Ensuring a Fair & Impartial Process

State Examples of Business Process Mapping

These are examples of ways that courts can better help users understand ODR by providing them with legal information and procedural information.

These checklists were developed to guide courts in thinking through their current procedures in several case types that have typically been targeted for ODR pilot projects. Following these lists will allow a court to spot where procedures many need to be changed to work within an ODR platform and will help them further identify stakeholders who should be engaged in the process. NCSC has also worked with several jurisdictions to use these checklists to  complete an inventory of existing legal information resources and any gaps so that they can make sure ODR users have access to appropriate, well-crafted, and just-in-time legal information within the ODR platform. If you would like to do such an analysis in your jurisdiction, please contact us via the Contact button on the top of the page banner.

How will court users be told about ODR? When in the process, how often, and using what methods? It is critical to the success of an ODR system that court users understand when ODR is available and how to use the system. Equally important is including relevant and timely legal information in the ODR platform so that users have guidance within the system.

State Examples of Inform

    It is very important that court users are aware of ODR as an option and that any opt-in or opt-out rules are explained. Courts should think about this as it relates to notice requirements, answer forms, and any other opportunity where a party is being asked to participate in some way.

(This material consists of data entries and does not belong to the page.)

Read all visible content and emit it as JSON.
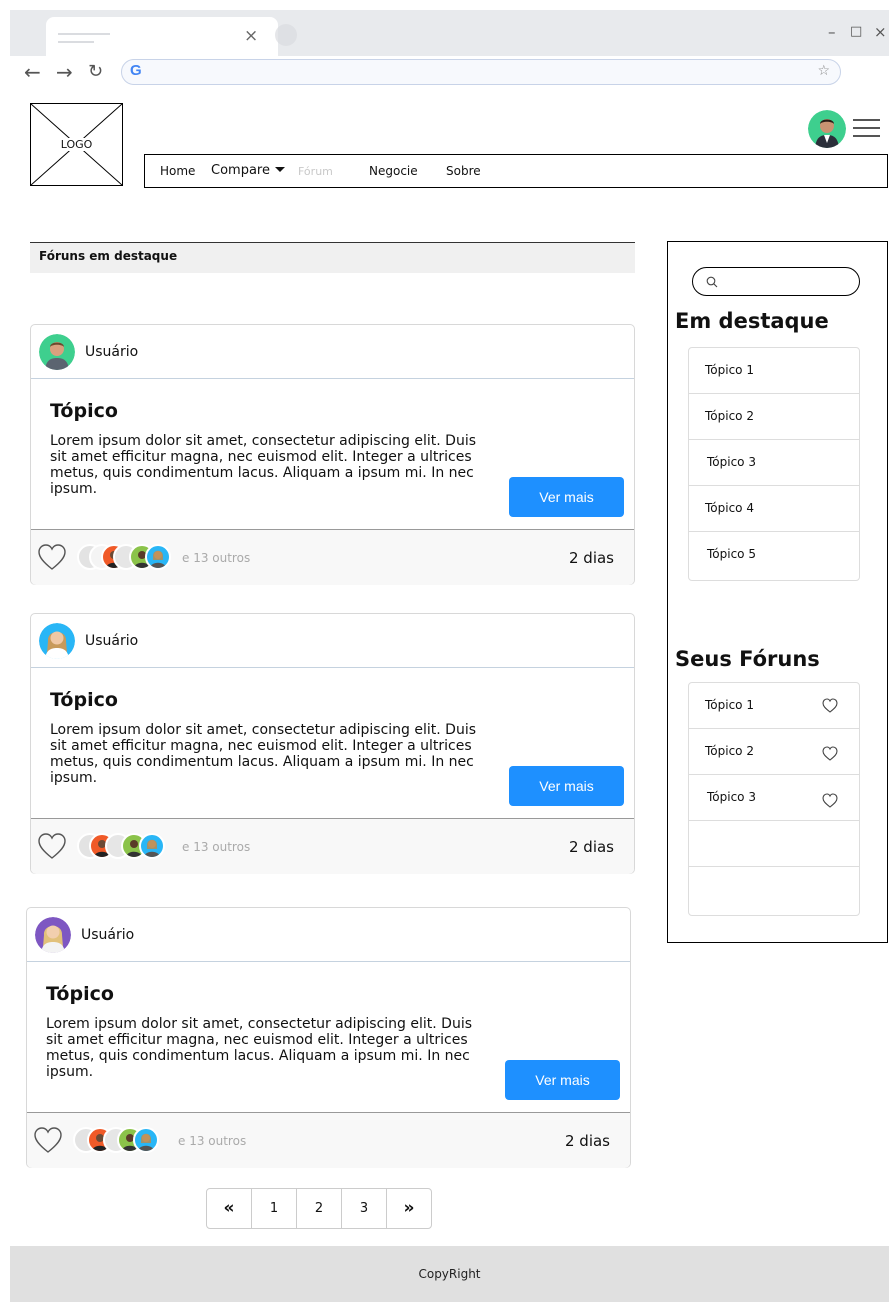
{
  "browser": {
    "tab_close_glyph": "×",
    "window_minimize": "–",
    "window_restore": "□",
    "window_close": "×",
    "back": "←",
    "forward": "→",
    "reload": "↻",
    "google_glyph": "G",
    "star_glyph": "☆",
    "menu_glyph": "⋮"
  },
  "header": {
    "logo_text": "LOGO",
    "nav": {
      "home": "Home",
      "compare": "Compare",
      "forum": "Fórum",
      "negocie": "Negocie",
      "sobre": "Sobre"
    }
  },
  "featured": {
    "heading": "Fóruns em destaque"
  },
  "posts": [
    {
      "user": "Usuário",
      "title": "Tópico",
      "text": "Lorem ipsum dolor sit amet, consectetur adipiscing elit. Duis sit amet efficitur magna, nec euismod elit. Integer a ultrices metus, quis condimentum lacus. Aliquam a ipsum mi. In nec ipsum.",
      "button": "Ver mais",
      "others": "e 13 outros",
      "age": "2 dias",
      "avatar_bg": "#3ecf8e"
    },
    {
      "user": "Usuário",
      "title": "Tópico",
      "text": "Lorem ipsum dolor sit amet, consectetur adipiscing elit. Duis sit amet efficitur magna, nec euismod elit. Integer a ultrices metus, quis condimentum lacus. Aliquam a ipsum mi. In nec ipsum.",
      "button": "Ver mais",
      "others": "e 13 outros",
      "age": "2 dias",
      "avatar_bg": "#29b6f6"
    },
    {
      "user": "Usuário",
      "title": "Tópico",
      "text": "Lorem ipsum dolor sit amet, consectetur adipiscing elit. Duis sit amet efficitur magna, nec euismod elit. Integer a ultrices metus, quis condimentum lacus. Aliquam a ipsum mi. In nec ipsum.",
      "button": "Ver mais",
      "others": "e 13 outros",
      "age": "2 dias",
      "avatar_bg": "#7e57c2"
    }
  ],
  "sidebar": {
    "search_placeholder": "",
    "featured_title": "Em destaque",
    "featured_topics": [
      "Tópico 1",
      "Tópico 2",
      "Tópico 3",
      "Tópico 4",
      "Tópico 5"
    ],
    "my_forums_title": "Seus Fóruns",
    "my_forums": [
      "Tópico 1",
      "Tópico 2",
      "Tópico 3",
      "",
      ""
    ]
  },
  "pagination": {
    "first": "«",
    "pages": [
      "1",
      "2",
      "3"
    ],
    "last": "»"
  },
  "footer": {
    "text": "CopyRight"
  },
  "colors": {
    "button": "#1e90ff",
    "user_avatar": "#3ecf8e"
  }
}
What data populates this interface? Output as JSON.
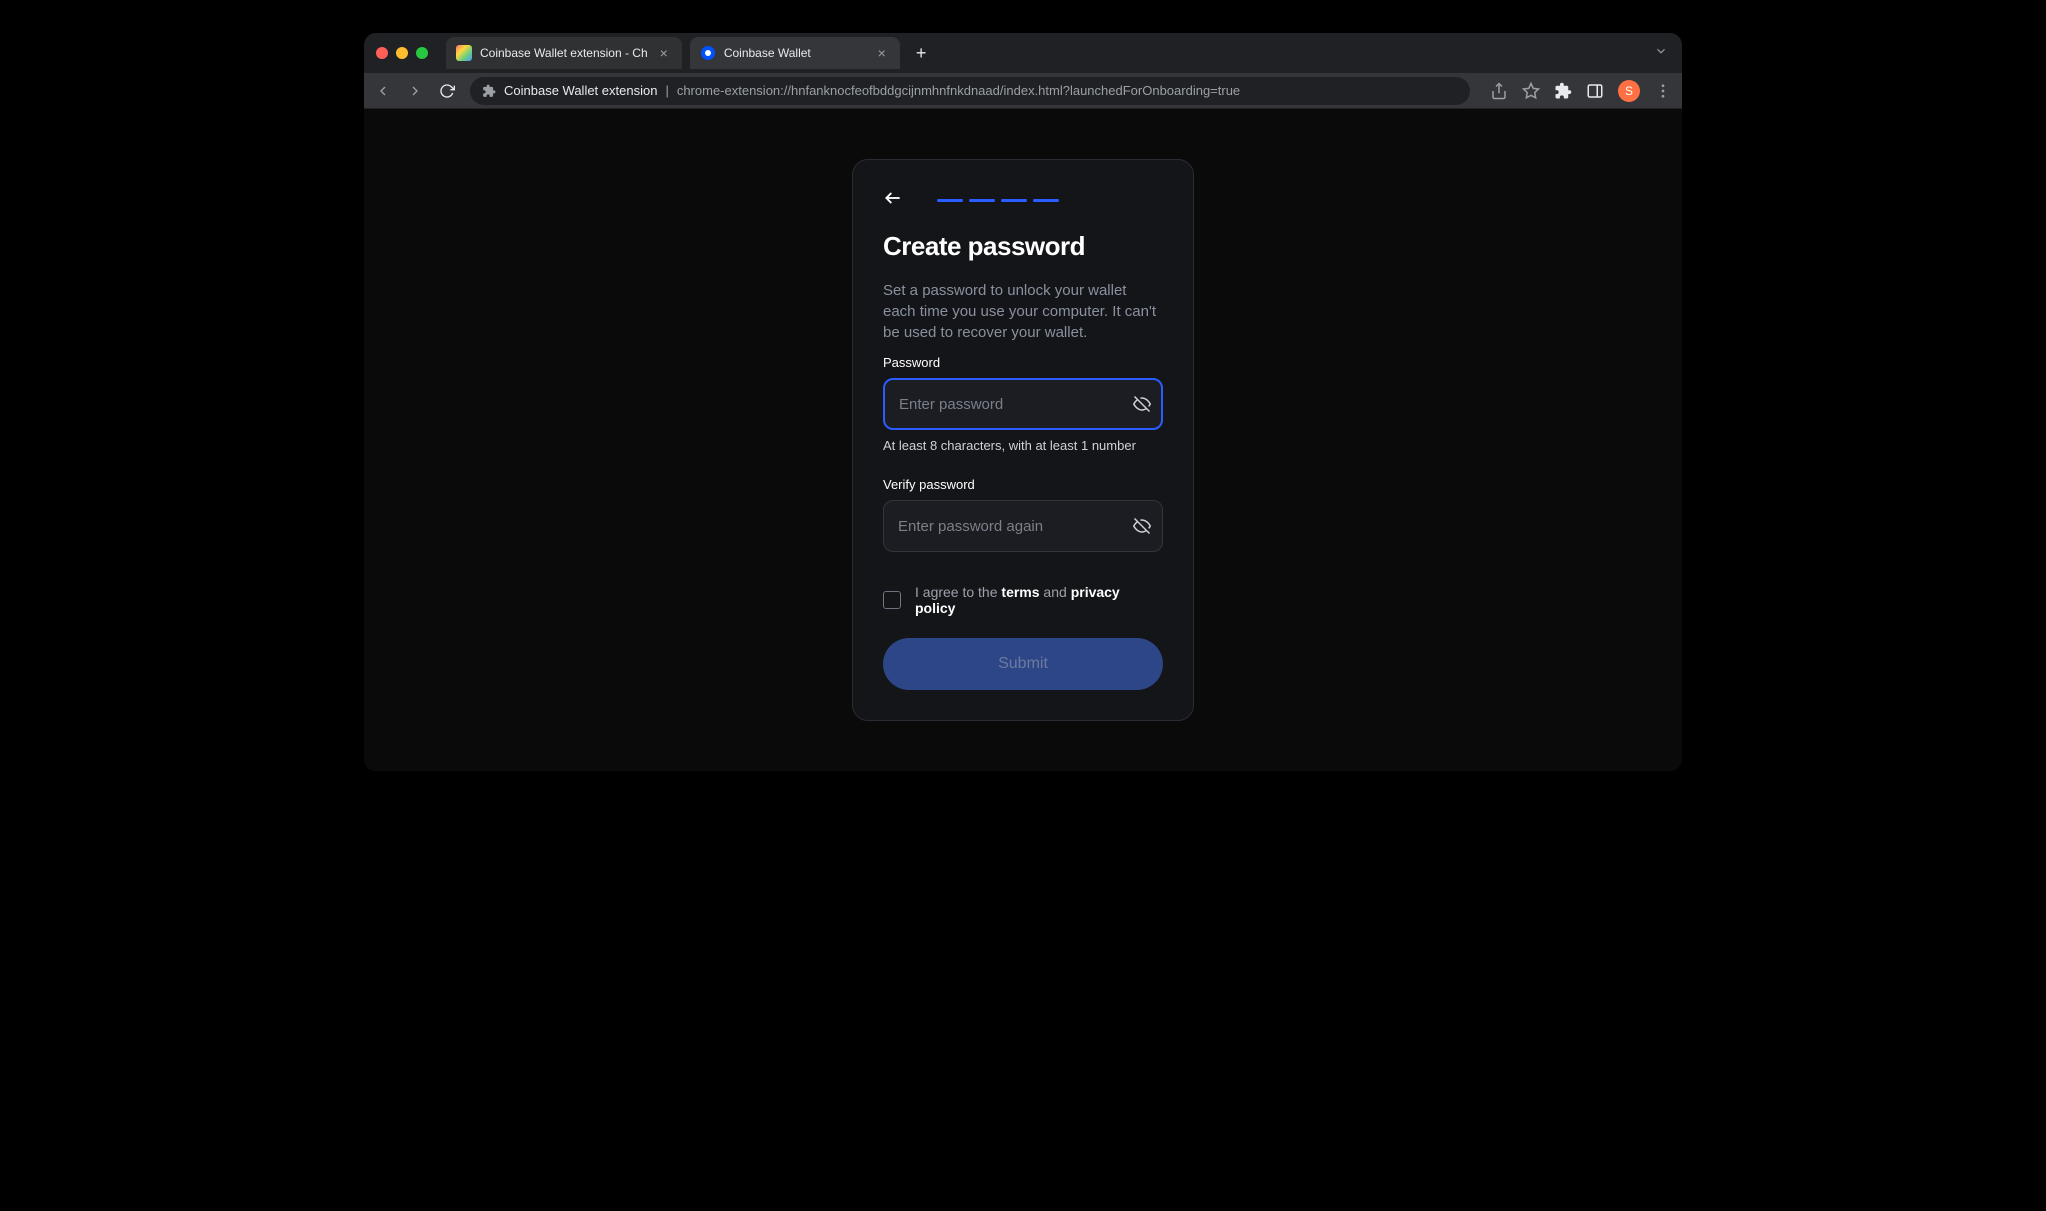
{
  "browser": {
    "tabs": [
      {
        "title": "Coinbase Wallet extension - Ch",
        "active": false
      },
      {
        "title": "Coinbase Wallet",
        "active": true
      }
    ],
    "url": {
      "site_title": "Coinbase Wallet extension",
      "separator": "|",
      "path": "chrome-extension://hnfanknocfeofbddgcijnmhnfnkdnaad/index.html?launchedForOnboarding=true"
    },
    "profile_initial": "S"
  },
  "form": {
    "title": "Create password",
    "subtitle": "Set a password to unlock your wallet each time you use your computer. It can't be used to recover your wallet.",
    "password_label": "Password",
    "password_placeholder": "Enter password",
    "password_hint": "At least 8 characters, with at least 1 number",
    "verify_label": "Verify password",
    "verify_placeholder": "Enter password again",
    "agree_prefix": "I agree to the ",
    "agree_terms": "terms",
    "agree_connector": " and ",
    "agree_privacy": "privacy policy",
    "submit_label": "Submit"
  }
}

When ODR is court-annexed it is incumbent upon the court to review ODR outcomes and verify that the process is doing no harm and that all procedural safeguards are being followed.